* [PROBLEM STATEMENT]
Look through the records and copy every line in which "from" appears.

* [EXCERPTED DATA]
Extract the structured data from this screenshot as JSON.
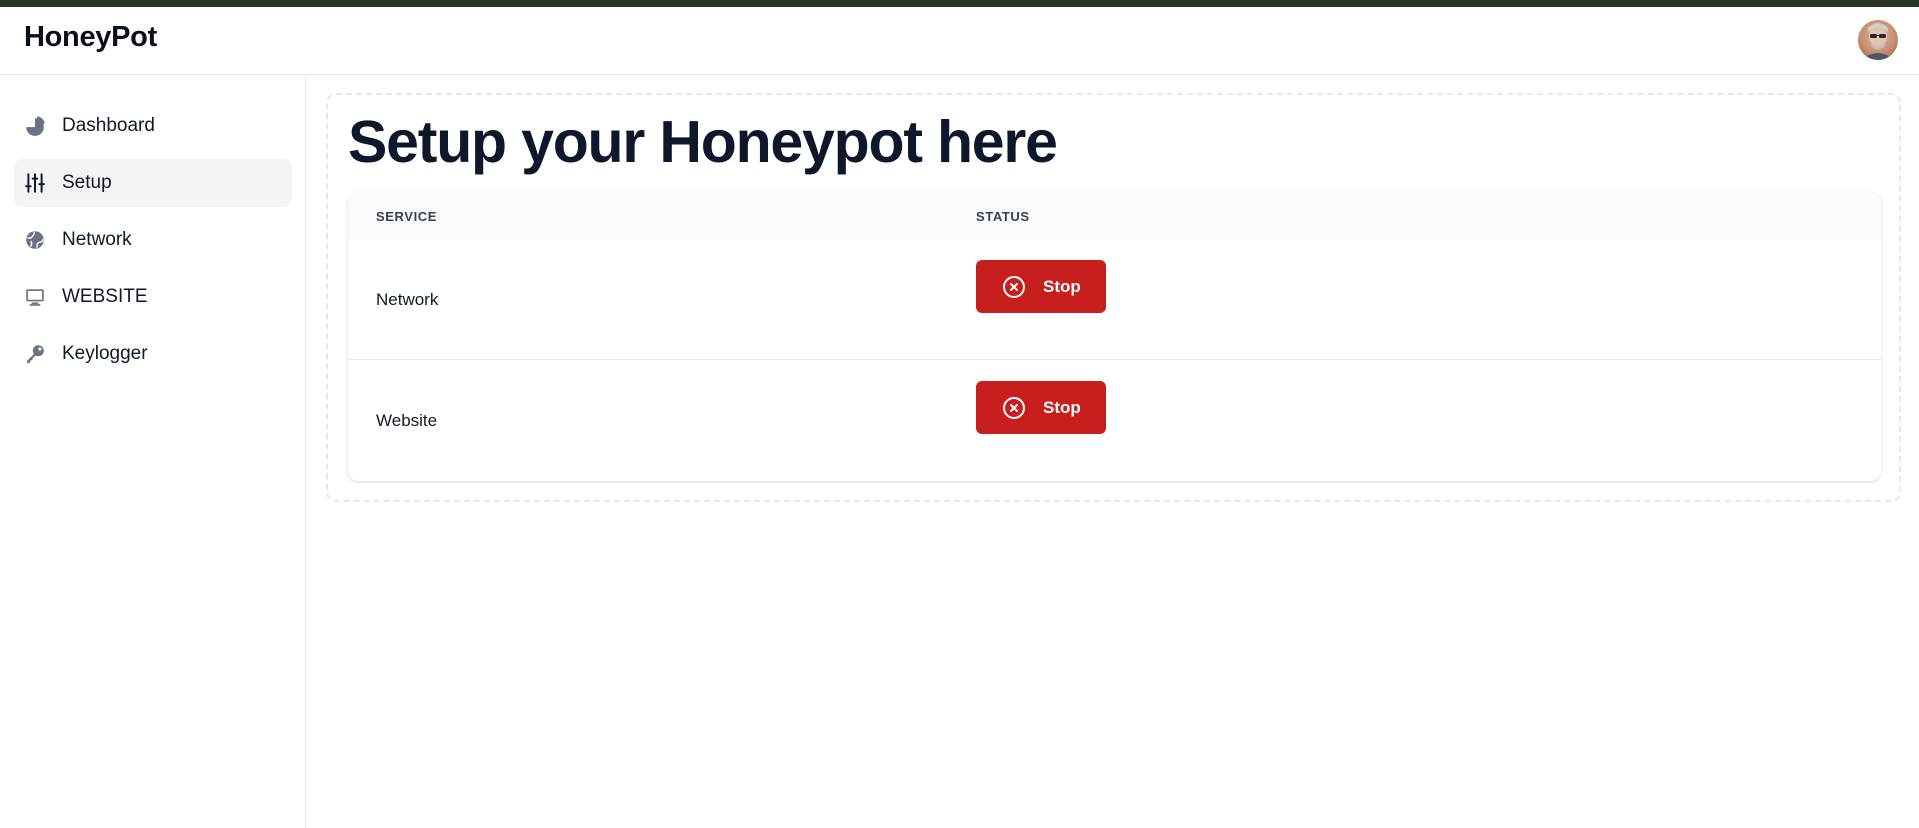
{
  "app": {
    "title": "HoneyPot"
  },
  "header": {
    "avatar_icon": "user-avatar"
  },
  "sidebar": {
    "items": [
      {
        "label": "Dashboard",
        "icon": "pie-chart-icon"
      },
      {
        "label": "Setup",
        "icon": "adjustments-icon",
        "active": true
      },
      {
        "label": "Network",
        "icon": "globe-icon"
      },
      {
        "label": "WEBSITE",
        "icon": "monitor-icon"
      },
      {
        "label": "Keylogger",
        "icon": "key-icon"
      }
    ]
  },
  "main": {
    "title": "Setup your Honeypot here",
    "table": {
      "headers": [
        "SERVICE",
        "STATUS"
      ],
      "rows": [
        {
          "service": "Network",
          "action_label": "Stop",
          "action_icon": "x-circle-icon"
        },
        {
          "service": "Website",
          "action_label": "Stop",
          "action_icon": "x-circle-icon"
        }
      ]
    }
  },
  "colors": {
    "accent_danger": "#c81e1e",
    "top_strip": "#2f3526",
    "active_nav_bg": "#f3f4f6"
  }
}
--
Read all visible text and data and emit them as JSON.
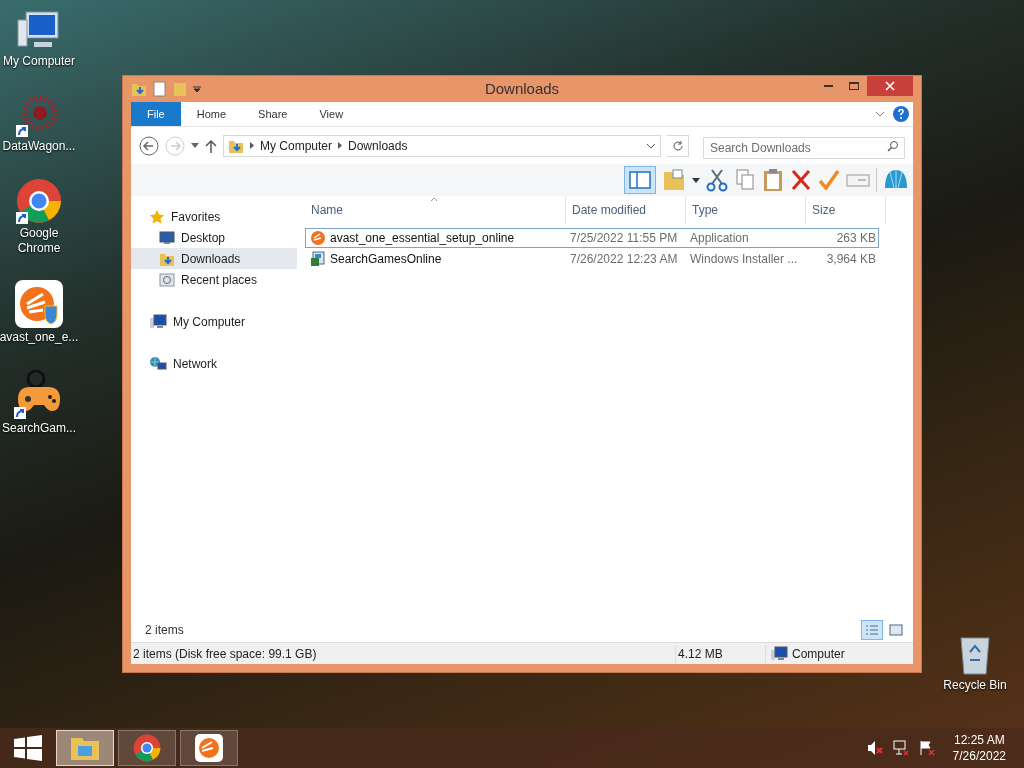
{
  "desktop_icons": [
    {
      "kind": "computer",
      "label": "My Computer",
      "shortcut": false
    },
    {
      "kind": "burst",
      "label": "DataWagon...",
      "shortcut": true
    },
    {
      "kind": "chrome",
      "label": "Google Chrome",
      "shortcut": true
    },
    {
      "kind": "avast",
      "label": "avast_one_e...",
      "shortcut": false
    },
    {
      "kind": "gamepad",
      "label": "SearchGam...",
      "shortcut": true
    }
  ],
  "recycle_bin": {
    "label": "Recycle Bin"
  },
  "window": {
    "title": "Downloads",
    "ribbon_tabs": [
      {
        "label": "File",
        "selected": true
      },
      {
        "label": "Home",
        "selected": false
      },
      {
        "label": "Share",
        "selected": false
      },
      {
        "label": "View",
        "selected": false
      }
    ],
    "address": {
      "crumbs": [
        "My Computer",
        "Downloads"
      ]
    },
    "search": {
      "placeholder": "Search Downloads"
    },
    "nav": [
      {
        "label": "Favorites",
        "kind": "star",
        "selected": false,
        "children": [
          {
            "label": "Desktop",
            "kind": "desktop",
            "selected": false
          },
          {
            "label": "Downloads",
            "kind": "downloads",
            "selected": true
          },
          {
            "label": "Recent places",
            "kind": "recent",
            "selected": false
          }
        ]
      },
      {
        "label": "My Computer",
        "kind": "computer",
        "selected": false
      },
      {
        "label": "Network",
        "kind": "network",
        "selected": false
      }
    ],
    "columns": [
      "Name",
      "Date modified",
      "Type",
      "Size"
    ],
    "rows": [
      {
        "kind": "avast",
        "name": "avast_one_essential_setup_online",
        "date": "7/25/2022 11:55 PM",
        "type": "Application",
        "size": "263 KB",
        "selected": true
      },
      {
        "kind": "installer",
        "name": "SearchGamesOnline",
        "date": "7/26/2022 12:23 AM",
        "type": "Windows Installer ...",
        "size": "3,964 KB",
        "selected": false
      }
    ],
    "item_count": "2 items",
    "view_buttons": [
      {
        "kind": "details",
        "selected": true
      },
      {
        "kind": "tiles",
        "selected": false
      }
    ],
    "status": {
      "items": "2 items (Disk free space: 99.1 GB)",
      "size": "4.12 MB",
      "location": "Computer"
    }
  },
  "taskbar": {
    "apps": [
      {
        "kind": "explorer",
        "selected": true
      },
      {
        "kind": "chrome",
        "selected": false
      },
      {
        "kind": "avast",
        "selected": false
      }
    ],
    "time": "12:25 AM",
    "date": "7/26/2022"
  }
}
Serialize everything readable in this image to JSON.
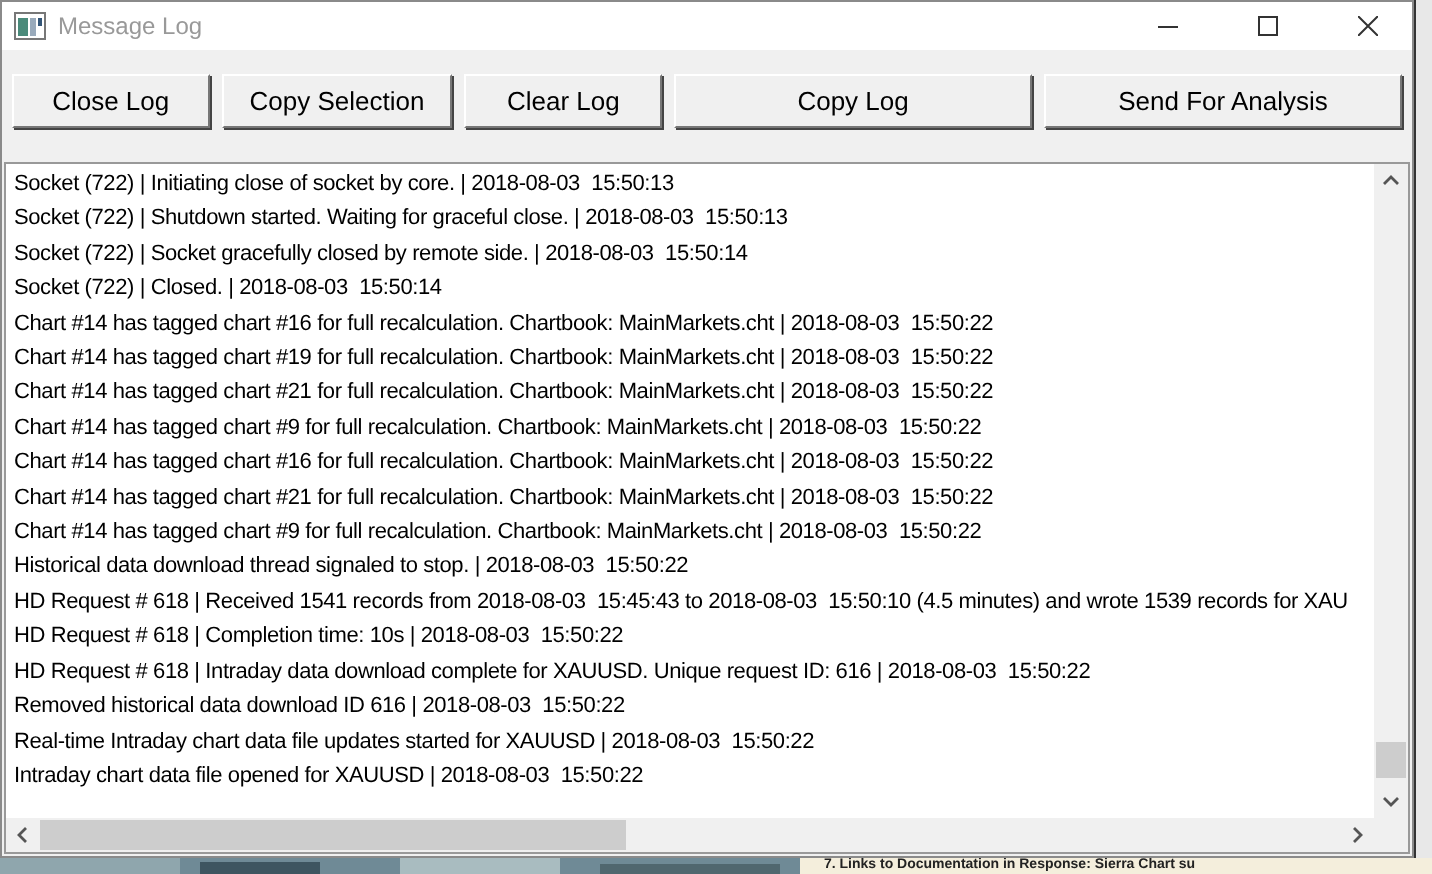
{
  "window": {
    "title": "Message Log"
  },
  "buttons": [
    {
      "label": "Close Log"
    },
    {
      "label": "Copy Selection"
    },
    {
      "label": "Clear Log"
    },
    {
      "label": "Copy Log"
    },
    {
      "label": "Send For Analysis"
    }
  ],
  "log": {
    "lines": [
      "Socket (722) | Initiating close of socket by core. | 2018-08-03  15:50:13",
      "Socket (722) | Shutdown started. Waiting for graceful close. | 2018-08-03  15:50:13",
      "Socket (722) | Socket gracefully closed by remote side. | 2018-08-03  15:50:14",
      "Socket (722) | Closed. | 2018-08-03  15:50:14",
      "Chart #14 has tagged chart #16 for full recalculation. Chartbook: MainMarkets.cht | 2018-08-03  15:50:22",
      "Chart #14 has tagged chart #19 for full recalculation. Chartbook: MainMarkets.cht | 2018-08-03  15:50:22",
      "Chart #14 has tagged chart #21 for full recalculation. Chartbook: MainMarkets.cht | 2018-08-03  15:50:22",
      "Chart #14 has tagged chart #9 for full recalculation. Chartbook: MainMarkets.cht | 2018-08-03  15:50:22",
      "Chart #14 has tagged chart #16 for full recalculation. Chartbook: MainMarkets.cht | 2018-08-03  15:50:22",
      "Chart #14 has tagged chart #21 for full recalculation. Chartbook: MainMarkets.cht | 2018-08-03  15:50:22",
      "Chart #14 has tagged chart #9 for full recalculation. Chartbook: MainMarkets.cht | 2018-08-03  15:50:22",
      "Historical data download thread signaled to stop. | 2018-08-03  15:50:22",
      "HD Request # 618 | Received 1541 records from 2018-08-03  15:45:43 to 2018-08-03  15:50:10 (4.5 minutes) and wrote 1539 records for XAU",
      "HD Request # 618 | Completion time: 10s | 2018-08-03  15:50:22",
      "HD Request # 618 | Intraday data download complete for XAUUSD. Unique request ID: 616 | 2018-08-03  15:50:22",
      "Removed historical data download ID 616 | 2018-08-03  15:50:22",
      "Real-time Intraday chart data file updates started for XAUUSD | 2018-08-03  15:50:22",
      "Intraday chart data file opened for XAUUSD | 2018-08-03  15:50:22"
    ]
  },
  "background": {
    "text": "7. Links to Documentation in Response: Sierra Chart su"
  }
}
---
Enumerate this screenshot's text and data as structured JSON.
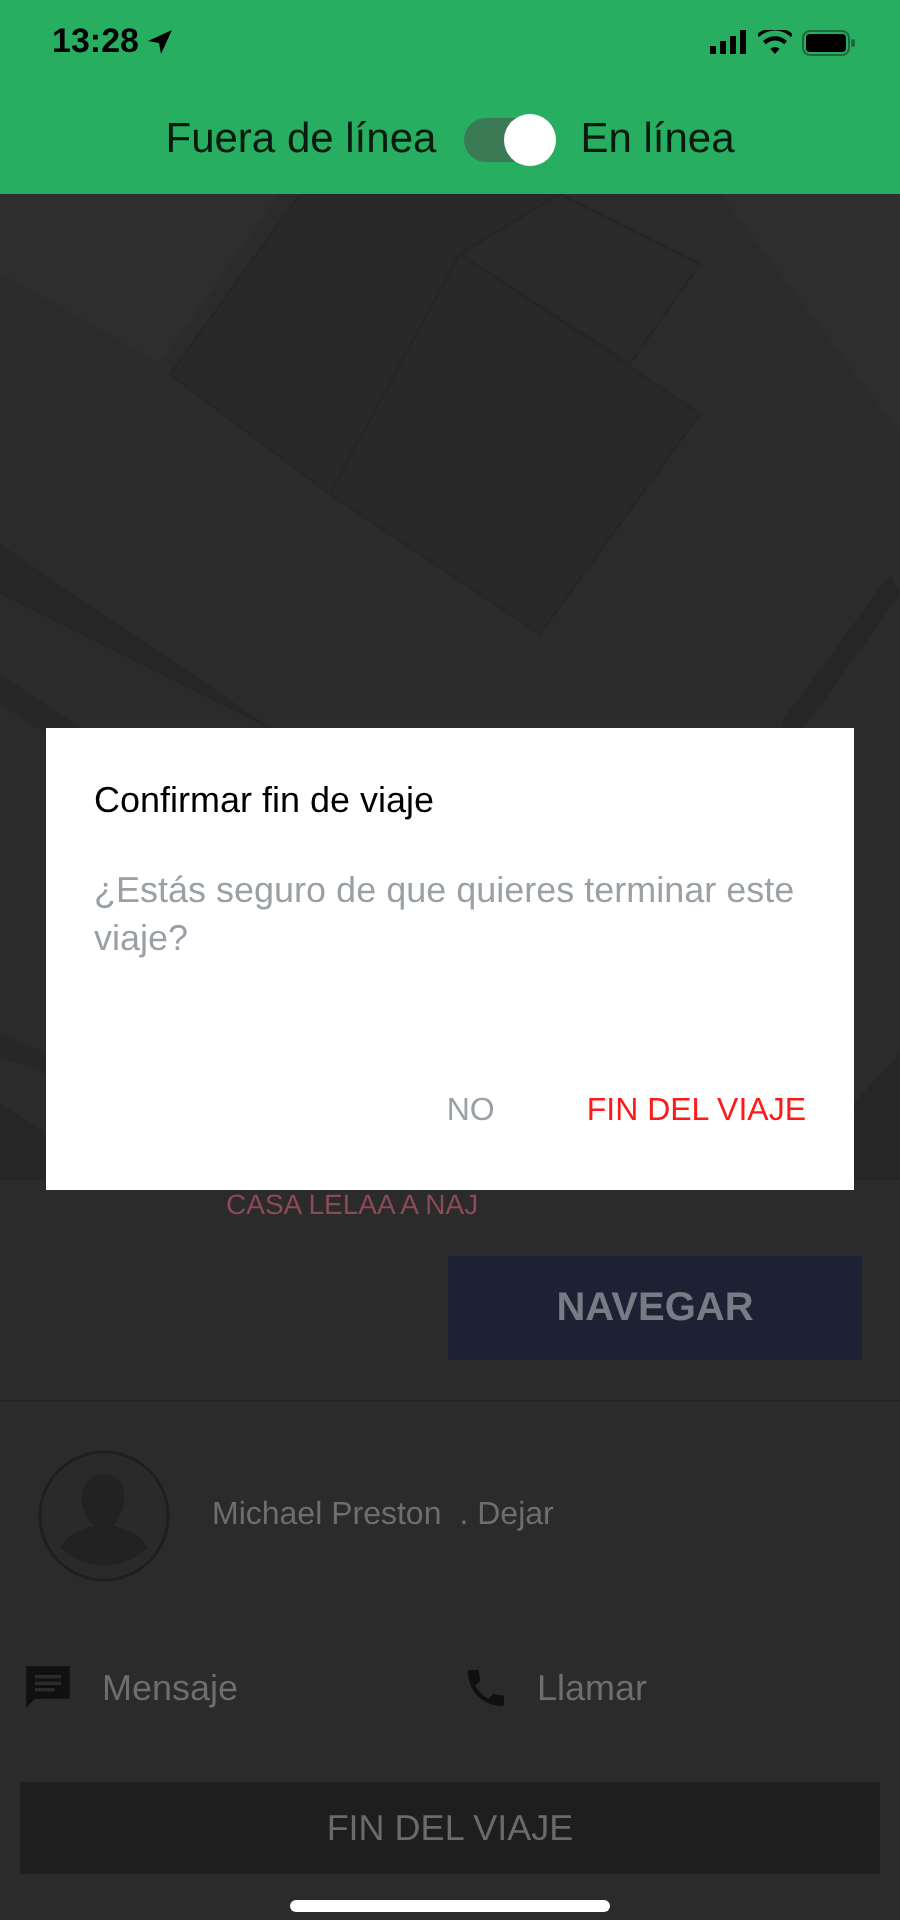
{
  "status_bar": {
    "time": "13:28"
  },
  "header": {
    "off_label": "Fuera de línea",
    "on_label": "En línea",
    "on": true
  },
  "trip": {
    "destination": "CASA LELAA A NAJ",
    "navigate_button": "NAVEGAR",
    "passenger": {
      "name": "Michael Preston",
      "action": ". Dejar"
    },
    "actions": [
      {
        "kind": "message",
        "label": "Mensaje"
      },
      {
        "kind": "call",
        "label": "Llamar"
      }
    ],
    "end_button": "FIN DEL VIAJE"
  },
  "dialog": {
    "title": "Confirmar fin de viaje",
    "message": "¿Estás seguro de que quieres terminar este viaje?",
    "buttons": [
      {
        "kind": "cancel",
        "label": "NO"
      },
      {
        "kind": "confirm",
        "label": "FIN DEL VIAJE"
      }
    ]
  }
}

* [RESPONSE]
Extract the structured data from this screenshot as JSON.
      "HD Request # 618 | Received 1541 records from 2018-08-03  15:45:43 to 2018-08-03  15:50:10 (4.5 minutes) and wrote 1539 records for XAU",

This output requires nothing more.